## Your objective
Could you repeat the records below exactly as written?

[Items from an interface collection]
* * * * * * *

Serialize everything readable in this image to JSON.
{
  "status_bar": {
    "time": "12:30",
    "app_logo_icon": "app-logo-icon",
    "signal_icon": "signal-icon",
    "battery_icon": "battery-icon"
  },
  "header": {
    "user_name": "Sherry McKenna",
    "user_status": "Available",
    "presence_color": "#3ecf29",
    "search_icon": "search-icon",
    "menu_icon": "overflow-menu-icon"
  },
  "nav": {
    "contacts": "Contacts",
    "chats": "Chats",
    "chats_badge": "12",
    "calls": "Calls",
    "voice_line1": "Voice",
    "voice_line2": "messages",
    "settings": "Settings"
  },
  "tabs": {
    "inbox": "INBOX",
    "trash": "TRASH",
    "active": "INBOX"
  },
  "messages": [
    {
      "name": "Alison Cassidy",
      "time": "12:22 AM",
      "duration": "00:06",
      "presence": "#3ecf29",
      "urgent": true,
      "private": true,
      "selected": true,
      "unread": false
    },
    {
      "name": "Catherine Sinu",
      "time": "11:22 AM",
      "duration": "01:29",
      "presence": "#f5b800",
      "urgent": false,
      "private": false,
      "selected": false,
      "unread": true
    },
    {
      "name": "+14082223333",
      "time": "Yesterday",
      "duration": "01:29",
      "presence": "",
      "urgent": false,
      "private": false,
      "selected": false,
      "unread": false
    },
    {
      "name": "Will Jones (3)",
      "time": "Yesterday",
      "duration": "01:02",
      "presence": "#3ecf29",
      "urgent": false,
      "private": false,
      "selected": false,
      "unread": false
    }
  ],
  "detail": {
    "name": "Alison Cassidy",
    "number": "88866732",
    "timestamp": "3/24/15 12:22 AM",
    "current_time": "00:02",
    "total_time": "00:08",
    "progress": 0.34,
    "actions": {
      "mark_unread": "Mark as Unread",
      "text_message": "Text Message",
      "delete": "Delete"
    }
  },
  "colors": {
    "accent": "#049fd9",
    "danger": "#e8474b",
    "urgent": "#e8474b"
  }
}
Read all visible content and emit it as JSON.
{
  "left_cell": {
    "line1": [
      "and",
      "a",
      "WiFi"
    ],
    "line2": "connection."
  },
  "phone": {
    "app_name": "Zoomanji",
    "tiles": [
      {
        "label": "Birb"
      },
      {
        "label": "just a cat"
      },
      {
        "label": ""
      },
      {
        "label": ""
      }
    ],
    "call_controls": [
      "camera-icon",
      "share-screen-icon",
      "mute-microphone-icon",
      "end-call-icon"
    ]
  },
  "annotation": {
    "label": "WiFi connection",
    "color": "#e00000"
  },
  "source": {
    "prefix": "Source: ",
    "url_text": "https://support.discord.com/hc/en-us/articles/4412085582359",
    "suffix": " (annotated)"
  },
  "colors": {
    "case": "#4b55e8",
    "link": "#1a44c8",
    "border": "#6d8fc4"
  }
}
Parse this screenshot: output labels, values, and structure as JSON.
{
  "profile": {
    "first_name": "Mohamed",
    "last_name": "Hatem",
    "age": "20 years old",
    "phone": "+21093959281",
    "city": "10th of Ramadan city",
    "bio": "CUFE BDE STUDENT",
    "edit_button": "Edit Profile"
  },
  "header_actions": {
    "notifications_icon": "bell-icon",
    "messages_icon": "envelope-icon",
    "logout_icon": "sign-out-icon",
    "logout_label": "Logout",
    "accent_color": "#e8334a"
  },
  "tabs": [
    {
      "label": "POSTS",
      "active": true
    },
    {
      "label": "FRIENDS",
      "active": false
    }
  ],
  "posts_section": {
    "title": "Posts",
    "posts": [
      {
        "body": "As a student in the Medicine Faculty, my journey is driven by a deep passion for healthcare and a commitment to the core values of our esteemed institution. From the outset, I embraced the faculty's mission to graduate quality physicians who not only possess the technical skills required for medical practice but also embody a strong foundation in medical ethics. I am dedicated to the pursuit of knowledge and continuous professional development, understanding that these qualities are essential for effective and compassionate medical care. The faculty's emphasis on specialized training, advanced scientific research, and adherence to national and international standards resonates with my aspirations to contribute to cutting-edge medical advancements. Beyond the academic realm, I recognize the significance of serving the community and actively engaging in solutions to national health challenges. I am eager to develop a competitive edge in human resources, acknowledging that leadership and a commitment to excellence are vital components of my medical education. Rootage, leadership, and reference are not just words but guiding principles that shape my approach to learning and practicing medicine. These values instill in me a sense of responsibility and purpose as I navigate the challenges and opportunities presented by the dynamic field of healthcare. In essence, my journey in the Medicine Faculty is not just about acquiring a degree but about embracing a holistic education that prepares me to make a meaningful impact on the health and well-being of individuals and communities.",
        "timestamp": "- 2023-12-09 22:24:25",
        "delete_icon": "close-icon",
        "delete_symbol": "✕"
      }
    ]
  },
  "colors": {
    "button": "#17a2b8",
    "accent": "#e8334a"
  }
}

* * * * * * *

## Answer
Serialize everything readable in this image to JSON.
{
  "status_bar": {
    "time": "12:30",
    "app_logo_icon": "app-logo-icon",
    "signal_icon": "signal-icon",
    "battery_icon": "battery-icon"
  },
  "header": {
    "user_name": "Sherry McKenna",
    "user_status": "Available",
    "presence_color": "#3ecf29",
    "search_icon": "search-icon",
    "menu_icon": "overflow-menu-icon"
  },
  "nav": {
    "contacts": "Contacts",
    "chats": "Chats",
    "chats_badge": "12",
    "calls": "Calls",
    "voice_line1": "Voice",
    "voice_line2": "messages",
    "settings": "Settings"
  },
  "tabs": {
    "inbox": "INBOX",
    "trash": "TRASH",
    "active": "INBOX"
  },
  "messages": [
    {
      "name": "Alison Cassidy",
      "time": "12:22 AM",
      "duration": "00:06",
      "presence": "#3ecf29",
      "urgent": true,
      "private": true,
      "selected": true,
      "unread": false
    },
    {
      "name": "Catherine Sinu",
      "time": "11:22 AM",
      "duration": "01:29",
      "presence": "#f5b800",
      "urgent": false,
      "private": false,
      "selected": false,
      "unread": true
    },
    {
      "name": "+14082223333",
      "time": "Yesterday",
      "duration": "01:29",
      "presence": "",
      "urgent": false,
      "private": false,
      "selected": false,
      "unread": false
    },
    {
      "name": "Will Jones (3)",
      "time": "Yesterday",
      "duration": "01:02",
      "presence": "#3ecf29",
      "urgent": false,
      "private": false,
      "selected": false,
      "unread": false
    }
  ],
  "detail": {
    "name": "Alison Cassidy",
    "number": "88866732",
    "timestamp": "3/24/15 12:22 AM",
    "current_time": "00:02",
    "total_time": "00:08",
    "progress": 0.34,
    "actions": {
      "mark_unread": "Mark as Unread",
      "text_message": "Text Message",
      "delete": "Delete"
    }
  },
  "colors": {
    "accent": "#049fd9",
    "danger": "#e8474b",
    "urgent": "#e8474b"
  }
}
Read all visible content and emit it as JSON.
{
  "left_cell": {
    "line1": [
      "and",
      "a",
      "WiFi"
    ],
    "line2": "connection."
  },
  "phone": {
    "app_name": "Zoomanji",
    "tiles": [
      {
        "label": "Birb"
      },
      {
        "label": "just a cat"
      },
      {
        "label": ""
      },
      {
        "label": ""
      }
    ],
    "call_controls": [
      "camera-icon",
      "share-screen-icon",
      "mute-microphone-icon",
      "end-call-icon"
    ]
  },
  "annotation": {
    "label": "WiFi connection",
    "color": "#e00000"
  },
  "source": {
    "prefix": "Source: ",
    "url_text": "https://support.discord.com/hc/en-us/articles/4412085582359",
    "suffix": " (annotated)"
  },
  "colors": {
    "case": "#4b55e8",
    "link": "#1a44c8",
    "border": "#6d8fc4"
  }
}
Parse this screenshot: output labels, values, and structure as JSON.
{
  "profile": {
    "first_name": "Mohamed",
    "last_name": "Hatem",
    "age": "20 years old",
    "phone": "+21093959281",
    "city": "10th of Ramadan city",
    "bio": "CUFE BDE STUDENT",
    "edit_button": "Edit Profile"
  },
  "header_actions": {
    "notifications_icon": "bell-icon",
    "messages_icon": "envelope-icon",
    "logout_icon": "sign-out-icon",
    "logout_label": "Logout",
    "accent_color": "#e8334a"
  },
  "tabs": [
    {
      "label": "POSTS",
      "active": true
    },
    {
      "label": "FRIENDS",
      "active": false
    }
  ],
  "posts_section": {
    "title": "Posts",
    "posts": [
      {
        "body": "As a student in the Medicine Faculty, my journey is driven by a deep passion for healthcare and a commitment to the core values of our esteemed institution. From the outset, I embraced the faculty's mission to graduate quality physicians who not only possess the technical skills required for medical practice but also embody a strong foundation in medical ethics. I am dedicated to the pursuit of knowledge and continuous professional development, understanding that these qualities are essential for effective and compassionate medical care. The faculty's emphasis on specialized training, advanced scientific research, and adherence to national and international standards resonates with my aspirations to contribute to cutting-edge medical advancements. Beyond the academic realm, I recognize the significance of serving the community and actively engaging in solutions to national health challenges. I am eager to develop a competitive edge in human resources, acknowledging that leadership and a commitment to excellence are vital components of my medical education. Rootage, leadership, and reference are not just words but guiding principles that shape my approach to learning and practicing medicine. These values instill in me a sense of responsibility and purpose as I navigate the challenges and opportunities presented by the dynamic field of healthcare. In essence, my journey in the Medicine Faculty is not just about acquiring a degree but about embracing a holistic education that prepares me to make a meaningful impact on the health and well-being of individuals and communities.",
        "timestamp": "- 2023-12-09 22:24:25",
        "delete_icon": "close-icon",
        "delete_symbol": "✕"
      }
    ]
  },
  "colors": {
    "button": "#17a2b8",
    "accent": "#e8334a"
  }
}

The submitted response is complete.